We have two rabbits, now. Mochi is a fluffy, chunky grey rabbit and Sushi is a slender, golden rabbit. Both are baby girls, relatively speaking.
Now, we try to be proportionate when it comes to feeding them, so Mochi is always given more food than Sushi, simply because she is bigger. However, Mochi doesn’t seem to think this is fair enough.
A couple of days ago, Mochi and Sushi were each given a leaf of Romane Lettuce to eat. Mochi’s was, as usual, larger. As was typical, Mochi immediately tucked in, as if ravenous, nibbling as fast as it is possible for a baby grey rabbit to nibble. Before long, Mochi had nibbled her leaf down to a fraction of its former size. Sushi, however, was eating at a much more leisurely pace and was far behind. Mochi stopped, then, in her nibbling and looked across at Sushi’s much fuller lettuce leaf. At once, Mochi moved over and nudged Sushi out of the way, and started nibbling up Sushi’s leaf, too. Sushi stood there, looking non-plussed at her elder and larger “sister”. Mochi didn’t seem to notice or care.
In a moment, Sushi’s leaf was all gone. Then, Mochi returned to what was left of her own leaf, and finished that off too.
It was funny to watch Mochi at work, for this little stratagem turned out not to be a one off action. Indeed, Mochi employed the exact same stratagem three times in a row, one leaf after another.
Given Mochi’s tendency to work out ways to gather all the food to herself, we are taking extra care to make sure Sushi gets her share. It looks like the size difference between Mochi and Sushi is likely to be maintained indefinitely, the way they are going. Indeed, they promise to become a bit like that comedy duo of my childhood: Little and Large.
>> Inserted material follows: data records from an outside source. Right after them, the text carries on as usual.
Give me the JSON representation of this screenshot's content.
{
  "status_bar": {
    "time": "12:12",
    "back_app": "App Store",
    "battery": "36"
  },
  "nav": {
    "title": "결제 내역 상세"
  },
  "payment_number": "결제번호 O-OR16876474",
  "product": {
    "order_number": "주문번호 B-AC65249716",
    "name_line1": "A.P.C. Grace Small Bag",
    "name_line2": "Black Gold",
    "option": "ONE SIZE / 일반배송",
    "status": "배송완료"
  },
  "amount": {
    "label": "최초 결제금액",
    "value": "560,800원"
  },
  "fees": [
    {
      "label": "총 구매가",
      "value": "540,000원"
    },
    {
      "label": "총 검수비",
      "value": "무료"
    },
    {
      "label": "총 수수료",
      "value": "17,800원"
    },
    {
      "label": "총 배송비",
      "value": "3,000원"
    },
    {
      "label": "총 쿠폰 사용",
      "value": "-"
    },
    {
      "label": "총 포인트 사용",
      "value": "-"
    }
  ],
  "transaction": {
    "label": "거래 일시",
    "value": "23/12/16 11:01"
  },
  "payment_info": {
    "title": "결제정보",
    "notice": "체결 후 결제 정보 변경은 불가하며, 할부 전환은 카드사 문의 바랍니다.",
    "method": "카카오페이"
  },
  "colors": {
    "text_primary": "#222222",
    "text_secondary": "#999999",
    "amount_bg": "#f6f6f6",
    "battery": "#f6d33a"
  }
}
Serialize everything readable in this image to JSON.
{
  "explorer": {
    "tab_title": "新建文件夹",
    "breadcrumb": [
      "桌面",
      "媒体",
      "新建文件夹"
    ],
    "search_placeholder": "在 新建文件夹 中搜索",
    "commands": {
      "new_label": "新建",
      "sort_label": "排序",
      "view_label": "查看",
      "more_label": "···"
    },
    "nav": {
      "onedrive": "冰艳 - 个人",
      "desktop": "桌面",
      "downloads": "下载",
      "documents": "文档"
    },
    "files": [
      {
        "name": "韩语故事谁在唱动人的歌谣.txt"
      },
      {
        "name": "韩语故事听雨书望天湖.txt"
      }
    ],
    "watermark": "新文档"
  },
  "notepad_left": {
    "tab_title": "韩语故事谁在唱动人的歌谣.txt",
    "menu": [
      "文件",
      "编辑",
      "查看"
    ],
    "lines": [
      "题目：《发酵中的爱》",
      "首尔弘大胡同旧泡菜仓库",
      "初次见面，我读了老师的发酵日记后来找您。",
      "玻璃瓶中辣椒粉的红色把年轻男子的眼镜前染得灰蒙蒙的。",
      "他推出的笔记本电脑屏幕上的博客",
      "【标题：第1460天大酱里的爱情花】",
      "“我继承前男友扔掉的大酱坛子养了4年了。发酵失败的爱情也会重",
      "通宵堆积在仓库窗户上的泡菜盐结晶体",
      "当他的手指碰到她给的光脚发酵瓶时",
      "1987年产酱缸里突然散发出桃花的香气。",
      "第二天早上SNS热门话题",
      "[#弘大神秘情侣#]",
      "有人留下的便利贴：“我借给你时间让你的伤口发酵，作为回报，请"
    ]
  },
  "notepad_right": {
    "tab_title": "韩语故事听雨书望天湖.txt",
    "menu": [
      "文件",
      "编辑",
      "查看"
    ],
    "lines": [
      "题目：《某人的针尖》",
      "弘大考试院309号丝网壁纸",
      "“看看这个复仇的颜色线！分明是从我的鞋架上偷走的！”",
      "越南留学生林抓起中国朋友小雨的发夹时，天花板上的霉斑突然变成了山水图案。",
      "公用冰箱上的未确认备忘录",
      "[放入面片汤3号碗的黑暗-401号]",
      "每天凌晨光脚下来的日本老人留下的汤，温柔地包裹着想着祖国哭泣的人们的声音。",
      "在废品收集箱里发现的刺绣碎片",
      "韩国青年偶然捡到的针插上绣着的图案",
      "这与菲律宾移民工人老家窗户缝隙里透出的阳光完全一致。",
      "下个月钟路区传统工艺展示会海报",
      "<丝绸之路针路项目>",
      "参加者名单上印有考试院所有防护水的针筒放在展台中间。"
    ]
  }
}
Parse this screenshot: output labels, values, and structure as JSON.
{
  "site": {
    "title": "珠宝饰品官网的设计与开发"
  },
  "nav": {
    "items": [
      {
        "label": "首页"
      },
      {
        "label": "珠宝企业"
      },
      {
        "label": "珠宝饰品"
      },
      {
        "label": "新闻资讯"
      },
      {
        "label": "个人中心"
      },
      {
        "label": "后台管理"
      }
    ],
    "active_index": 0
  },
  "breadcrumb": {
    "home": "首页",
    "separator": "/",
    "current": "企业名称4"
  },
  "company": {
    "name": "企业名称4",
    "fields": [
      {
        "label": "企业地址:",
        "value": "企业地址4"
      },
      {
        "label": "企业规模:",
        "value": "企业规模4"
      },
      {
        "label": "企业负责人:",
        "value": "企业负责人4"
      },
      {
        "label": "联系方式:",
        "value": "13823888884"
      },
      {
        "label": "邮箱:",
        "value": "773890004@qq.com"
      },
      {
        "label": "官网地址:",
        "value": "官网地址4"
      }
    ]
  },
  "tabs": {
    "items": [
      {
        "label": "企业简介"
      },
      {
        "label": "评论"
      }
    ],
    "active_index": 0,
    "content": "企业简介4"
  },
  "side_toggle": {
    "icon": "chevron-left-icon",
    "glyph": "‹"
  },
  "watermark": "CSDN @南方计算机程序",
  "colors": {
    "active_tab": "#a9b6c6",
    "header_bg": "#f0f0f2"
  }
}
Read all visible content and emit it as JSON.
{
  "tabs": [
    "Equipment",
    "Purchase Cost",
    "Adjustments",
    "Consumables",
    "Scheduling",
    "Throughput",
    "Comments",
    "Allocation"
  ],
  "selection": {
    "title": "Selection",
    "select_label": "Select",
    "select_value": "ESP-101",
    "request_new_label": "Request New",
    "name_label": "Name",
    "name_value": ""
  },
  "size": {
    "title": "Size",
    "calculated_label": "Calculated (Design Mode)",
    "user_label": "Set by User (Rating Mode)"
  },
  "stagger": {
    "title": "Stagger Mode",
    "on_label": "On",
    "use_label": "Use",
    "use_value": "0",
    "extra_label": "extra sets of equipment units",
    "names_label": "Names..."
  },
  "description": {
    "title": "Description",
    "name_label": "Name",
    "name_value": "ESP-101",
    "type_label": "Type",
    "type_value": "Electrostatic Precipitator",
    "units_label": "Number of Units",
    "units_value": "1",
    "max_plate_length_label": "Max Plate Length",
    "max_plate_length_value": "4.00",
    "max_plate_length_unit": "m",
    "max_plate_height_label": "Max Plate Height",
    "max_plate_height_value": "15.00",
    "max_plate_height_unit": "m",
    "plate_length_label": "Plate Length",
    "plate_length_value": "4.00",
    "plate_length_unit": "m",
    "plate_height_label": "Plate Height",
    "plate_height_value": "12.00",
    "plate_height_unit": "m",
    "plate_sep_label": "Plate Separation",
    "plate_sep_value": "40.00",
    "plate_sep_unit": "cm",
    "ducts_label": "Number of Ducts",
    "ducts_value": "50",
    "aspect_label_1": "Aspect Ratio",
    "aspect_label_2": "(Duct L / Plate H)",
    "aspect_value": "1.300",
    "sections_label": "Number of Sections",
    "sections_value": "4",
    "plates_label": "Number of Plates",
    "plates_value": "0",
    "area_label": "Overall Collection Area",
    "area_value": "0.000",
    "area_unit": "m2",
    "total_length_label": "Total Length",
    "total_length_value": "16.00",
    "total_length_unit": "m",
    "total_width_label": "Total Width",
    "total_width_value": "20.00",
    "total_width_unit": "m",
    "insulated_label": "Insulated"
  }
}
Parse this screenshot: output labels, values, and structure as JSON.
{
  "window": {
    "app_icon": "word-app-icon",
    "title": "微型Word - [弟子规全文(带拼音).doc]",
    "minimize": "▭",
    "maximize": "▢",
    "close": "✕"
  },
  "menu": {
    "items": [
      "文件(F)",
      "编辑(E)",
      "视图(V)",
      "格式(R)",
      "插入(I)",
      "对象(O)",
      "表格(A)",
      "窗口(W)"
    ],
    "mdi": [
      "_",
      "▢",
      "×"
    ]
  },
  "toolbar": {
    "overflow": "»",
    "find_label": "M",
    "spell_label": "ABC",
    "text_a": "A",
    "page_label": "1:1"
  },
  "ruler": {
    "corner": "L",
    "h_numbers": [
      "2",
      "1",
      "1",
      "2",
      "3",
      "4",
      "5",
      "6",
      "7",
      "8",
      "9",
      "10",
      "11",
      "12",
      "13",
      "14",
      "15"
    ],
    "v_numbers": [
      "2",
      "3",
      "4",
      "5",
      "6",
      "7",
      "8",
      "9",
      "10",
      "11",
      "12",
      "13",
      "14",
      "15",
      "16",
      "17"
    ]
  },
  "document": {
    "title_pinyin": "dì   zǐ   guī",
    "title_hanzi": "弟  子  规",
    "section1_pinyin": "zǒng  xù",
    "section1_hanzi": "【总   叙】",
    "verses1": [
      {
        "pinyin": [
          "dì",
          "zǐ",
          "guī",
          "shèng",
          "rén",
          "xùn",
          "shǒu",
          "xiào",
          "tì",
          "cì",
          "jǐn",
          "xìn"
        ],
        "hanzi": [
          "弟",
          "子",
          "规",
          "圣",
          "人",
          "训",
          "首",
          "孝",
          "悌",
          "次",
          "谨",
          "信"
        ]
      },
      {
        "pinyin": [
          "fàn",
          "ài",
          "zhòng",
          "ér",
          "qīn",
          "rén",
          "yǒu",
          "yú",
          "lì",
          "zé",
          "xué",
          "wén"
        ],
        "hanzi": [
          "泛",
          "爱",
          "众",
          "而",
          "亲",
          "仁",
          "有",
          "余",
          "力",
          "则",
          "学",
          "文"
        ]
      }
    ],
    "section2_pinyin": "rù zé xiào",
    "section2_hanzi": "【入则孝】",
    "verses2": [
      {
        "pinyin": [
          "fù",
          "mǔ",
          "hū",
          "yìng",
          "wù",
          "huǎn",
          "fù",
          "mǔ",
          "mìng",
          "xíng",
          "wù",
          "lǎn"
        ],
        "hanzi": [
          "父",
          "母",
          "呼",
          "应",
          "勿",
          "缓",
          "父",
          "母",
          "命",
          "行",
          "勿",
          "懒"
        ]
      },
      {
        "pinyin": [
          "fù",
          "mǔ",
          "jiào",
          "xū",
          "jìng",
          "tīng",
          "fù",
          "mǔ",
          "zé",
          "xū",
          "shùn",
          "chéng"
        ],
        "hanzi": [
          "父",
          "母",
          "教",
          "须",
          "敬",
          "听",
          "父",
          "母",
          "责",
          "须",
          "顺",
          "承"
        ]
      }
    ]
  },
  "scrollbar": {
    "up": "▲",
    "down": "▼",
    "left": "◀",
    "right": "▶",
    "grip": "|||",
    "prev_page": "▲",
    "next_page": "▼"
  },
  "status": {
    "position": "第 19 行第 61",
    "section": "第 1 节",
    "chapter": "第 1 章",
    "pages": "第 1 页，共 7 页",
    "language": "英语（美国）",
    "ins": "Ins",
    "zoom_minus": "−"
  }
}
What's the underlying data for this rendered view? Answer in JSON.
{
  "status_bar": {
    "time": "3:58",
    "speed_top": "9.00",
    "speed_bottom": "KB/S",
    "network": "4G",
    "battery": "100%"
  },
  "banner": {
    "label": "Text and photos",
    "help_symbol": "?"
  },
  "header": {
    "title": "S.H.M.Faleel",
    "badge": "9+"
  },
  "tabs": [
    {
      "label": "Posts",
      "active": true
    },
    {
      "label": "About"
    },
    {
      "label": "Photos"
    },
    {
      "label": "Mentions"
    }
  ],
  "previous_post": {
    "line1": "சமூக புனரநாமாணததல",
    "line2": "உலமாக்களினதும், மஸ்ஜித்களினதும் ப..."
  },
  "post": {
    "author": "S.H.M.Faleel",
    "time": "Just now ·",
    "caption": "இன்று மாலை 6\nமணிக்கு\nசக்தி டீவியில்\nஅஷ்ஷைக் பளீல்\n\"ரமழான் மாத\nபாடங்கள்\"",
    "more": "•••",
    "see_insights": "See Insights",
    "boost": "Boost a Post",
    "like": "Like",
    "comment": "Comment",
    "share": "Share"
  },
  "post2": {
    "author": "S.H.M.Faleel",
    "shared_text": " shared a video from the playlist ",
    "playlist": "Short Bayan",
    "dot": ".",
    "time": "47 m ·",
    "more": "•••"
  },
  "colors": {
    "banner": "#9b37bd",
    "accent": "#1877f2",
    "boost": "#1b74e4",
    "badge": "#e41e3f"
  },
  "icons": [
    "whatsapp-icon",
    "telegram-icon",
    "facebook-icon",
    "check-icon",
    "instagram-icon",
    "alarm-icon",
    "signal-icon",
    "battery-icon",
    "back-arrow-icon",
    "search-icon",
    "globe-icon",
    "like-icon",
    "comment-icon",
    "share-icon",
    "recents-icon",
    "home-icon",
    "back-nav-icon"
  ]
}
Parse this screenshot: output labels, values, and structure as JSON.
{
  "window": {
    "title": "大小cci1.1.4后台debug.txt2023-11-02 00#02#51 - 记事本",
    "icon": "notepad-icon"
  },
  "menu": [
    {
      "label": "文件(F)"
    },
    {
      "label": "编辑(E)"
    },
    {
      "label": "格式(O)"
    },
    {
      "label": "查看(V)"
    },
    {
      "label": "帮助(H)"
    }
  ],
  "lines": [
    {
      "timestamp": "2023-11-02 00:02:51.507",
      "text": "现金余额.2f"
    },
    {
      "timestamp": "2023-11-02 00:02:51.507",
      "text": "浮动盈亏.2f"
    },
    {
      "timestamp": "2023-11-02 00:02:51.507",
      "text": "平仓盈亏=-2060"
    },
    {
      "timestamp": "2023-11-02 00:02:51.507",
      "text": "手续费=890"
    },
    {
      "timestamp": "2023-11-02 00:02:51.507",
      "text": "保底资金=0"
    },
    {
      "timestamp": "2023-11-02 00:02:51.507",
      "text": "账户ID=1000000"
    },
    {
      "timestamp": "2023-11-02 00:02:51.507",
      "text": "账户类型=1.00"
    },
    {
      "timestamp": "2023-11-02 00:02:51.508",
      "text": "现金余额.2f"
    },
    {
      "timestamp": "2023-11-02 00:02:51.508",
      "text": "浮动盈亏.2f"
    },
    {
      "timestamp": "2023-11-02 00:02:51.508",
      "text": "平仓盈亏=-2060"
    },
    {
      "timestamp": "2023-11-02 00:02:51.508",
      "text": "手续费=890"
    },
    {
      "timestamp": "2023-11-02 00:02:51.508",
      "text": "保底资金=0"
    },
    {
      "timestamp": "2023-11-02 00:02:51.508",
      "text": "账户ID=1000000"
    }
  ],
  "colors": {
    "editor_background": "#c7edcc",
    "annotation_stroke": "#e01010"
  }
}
I have decided to mention the rabbits because our three boys love them. They now spend more time with the rabbits, than probably any other single leisure activity, including the TV and their computer games. They visit them several times a day and are forever playing with them. Even Ainan takes time to be with them, observe them and interact with them. It is warming to see the boys take care of the little rabbits – and refreshing, too. In many a household full of boys, as ours is, there are too few opportunities to see the softer side of the boys expressed. So, it is good to see them caring for the fluffy ones – and to see just how much they are enjoying expressing themselves in this way.